Given records Start Marker
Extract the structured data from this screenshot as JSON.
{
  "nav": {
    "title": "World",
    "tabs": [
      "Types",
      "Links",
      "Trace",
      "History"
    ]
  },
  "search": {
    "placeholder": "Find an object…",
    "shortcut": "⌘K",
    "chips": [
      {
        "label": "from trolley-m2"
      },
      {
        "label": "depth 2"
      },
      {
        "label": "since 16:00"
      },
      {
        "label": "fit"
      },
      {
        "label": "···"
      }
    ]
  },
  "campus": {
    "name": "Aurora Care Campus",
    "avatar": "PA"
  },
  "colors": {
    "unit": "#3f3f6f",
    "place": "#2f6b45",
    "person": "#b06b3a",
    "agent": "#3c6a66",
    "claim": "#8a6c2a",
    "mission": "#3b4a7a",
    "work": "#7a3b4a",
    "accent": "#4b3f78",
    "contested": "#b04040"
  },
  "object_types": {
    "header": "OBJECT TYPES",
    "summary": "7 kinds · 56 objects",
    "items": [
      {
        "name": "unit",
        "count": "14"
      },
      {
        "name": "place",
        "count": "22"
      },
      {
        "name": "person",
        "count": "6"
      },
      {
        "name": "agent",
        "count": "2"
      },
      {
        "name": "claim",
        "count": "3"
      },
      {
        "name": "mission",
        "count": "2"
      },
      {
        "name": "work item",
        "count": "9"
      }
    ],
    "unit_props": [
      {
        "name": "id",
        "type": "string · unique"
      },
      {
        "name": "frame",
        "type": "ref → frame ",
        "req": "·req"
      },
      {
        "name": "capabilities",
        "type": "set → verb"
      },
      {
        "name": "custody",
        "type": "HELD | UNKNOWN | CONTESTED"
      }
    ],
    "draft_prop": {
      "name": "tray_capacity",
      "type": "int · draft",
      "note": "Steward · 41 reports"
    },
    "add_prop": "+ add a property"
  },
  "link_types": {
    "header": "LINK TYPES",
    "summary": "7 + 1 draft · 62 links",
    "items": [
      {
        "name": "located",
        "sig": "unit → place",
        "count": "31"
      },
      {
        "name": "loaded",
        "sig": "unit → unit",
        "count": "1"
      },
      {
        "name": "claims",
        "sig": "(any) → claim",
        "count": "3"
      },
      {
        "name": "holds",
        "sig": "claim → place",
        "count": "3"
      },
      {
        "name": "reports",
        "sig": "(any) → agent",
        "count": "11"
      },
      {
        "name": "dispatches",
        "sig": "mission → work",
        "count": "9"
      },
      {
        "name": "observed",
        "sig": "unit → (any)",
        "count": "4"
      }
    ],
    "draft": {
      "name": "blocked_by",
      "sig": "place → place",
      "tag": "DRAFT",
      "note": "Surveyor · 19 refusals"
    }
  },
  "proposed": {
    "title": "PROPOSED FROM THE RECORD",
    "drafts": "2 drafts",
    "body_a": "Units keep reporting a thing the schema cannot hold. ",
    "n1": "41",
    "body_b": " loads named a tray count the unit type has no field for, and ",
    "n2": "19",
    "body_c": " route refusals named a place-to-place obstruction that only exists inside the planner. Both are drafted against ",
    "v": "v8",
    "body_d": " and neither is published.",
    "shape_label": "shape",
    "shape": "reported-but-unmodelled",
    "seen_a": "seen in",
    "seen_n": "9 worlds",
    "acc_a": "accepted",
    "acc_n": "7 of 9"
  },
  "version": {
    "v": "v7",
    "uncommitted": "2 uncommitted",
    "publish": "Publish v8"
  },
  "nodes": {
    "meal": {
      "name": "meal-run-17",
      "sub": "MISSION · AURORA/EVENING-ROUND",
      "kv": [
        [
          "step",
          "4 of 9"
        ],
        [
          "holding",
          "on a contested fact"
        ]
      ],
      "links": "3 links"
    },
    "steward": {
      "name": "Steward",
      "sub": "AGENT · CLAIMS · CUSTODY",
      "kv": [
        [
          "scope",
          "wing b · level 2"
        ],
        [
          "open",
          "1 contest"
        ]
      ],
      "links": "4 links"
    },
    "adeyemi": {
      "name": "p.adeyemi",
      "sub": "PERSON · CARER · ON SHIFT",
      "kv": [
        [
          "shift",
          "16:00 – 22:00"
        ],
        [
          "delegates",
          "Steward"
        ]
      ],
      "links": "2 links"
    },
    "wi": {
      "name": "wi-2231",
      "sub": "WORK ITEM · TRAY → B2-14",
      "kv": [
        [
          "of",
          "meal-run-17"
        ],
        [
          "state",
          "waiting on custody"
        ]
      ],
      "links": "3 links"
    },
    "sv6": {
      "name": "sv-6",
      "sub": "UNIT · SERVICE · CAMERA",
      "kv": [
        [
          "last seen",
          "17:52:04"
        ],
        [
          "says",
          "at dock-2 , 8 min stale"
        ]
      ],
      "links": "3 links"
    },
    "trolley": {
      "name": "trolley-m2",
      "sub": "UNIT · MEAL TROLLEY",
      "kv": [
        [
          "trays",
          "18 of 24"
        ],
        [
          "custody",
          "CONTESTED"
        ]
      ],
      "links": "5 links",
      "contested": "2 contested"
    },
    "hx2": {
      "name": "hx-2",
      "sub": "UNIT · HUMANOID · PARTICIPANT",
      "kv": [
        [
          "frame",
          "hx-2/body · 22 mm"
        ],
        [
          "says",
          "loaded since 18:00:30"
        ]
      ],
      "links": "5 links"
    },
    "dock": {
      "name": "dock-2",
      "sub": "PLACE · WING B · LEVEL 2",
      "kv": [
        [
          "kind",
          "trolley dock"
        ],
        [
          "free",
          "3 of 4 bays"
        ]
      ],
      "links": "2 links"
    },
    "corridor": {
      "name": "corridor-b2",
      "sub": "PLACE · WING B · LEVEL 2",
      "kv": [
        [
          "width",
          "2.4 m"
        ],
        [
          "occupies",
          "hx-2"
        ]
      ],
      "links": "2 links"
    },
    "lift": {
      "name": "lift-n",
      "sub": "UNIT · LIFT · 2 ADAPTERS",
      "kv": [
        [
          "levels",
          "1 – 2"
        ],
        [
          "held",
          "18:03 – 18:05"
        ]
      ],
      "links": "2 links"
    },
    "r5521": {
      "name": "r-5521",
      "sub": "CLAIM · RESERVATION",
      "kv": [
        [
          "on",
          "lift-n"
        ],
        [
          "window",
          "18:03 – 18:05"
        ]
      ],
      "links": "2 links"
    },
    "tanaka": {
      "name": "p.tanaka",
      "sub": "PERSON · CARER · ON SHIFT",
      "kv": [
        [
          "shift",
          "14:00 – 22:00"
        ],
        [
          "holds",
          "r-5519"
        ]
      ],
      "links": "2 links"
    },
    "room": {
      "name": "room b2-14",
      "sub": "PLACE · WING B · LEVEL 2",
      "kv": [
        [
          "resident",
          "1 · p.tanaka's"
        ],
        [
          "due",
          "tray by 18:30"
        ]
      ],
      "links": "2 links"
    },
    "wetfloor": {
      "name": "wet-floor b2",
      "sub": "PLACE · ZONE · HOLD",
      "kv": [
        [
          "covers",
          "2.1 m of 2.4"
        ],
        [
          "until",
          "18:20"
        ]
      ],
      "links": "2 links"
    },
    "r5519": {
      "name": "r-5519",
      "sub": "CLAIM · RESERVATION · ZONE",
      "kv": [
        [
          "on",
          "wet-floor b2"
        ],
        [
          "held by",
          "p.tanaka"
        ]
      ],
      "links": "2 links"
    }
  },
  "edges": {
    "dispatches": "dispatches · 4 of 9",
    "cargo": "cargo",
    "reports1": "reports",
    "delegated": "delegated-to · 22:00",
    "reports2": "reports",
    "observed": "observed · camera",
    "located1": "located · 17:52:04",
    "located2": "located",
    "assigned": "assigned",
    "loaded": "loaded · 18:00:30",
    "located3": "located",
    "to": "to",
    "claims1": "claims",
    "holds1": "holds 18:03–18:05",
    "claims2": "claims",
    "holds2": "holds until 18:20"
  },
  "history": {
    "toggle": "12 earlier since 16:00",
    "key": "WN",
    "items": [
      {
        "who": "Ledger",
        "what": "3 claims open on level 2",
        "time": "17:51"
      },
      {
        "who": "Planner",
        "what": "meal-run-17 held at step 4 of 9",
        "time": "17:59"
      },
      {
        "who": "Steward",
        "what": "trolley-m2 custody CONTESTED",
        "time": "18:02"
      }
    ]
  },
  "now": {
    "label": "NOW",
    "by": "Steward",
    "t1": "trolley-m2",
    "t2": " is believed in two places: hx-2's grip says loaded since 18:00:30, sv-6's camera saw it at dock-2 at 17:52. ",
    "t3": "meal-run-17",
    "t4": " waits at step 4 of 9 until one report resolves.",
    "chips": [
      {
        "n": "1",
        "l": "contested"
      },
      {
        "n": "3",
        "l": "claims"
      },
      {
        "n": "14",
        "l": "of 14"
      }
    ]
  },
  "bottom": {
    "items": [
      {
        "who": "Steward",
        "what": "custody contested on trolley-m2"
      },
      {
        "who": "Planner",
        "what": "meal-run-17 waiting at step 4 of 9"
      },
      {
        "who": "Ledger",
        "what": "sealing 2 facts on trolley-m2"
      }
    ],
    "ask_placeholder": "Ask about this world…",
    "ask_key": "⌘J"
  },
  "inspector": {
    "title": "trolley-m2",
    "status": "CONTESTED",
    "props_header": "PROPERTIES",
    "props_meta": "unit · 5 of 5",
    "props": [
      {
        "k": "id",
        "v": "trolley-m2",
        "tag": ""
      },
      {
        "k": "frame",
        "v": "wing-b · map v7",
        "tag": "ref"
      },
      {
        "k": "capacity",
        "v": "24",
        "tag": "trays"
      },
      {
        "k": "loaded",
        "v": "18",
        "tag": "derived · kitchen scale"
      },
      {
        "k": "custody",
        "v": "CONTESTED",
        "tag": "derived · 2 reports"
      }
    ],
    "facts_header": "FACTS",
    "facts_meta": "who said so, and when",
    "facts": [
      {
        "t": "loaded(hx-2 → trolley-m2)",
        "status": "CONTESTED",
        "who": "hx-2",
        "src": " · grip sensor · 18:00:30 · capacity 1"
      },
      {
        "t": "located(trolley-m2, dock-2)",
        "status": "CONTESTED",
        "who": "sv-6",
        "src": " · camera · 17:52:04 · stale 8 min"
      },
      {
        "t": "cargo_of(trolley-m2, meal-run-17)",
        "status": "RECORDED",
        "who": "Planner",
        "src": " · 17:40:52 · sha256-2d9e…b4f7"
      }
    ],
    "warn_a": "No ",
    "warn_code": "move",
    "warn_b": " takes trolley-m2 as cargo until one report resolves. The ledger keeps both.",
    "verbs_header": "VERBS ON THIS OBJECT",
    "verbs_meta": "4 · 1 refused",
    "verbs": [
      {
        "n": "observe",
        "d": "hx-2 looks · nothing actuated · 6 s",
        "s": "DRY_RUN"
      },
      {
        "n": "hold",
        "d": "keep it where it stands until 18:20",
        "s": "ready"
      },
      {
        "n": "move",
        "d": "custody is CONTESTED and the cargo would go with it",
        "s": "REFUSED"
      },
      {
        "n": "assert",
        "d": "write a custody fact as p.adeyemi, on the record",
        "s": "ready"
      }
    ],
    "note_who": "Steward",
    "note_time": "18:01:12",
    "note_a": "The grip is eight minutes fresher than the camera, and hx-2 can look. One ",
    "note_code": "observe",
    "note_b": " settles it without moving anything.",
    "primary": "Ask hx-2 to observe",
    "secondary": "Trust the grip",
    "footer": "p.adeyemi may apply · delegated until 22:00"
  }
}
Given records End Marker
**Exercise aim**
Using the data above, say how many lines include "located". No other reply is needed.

**Your solution**
5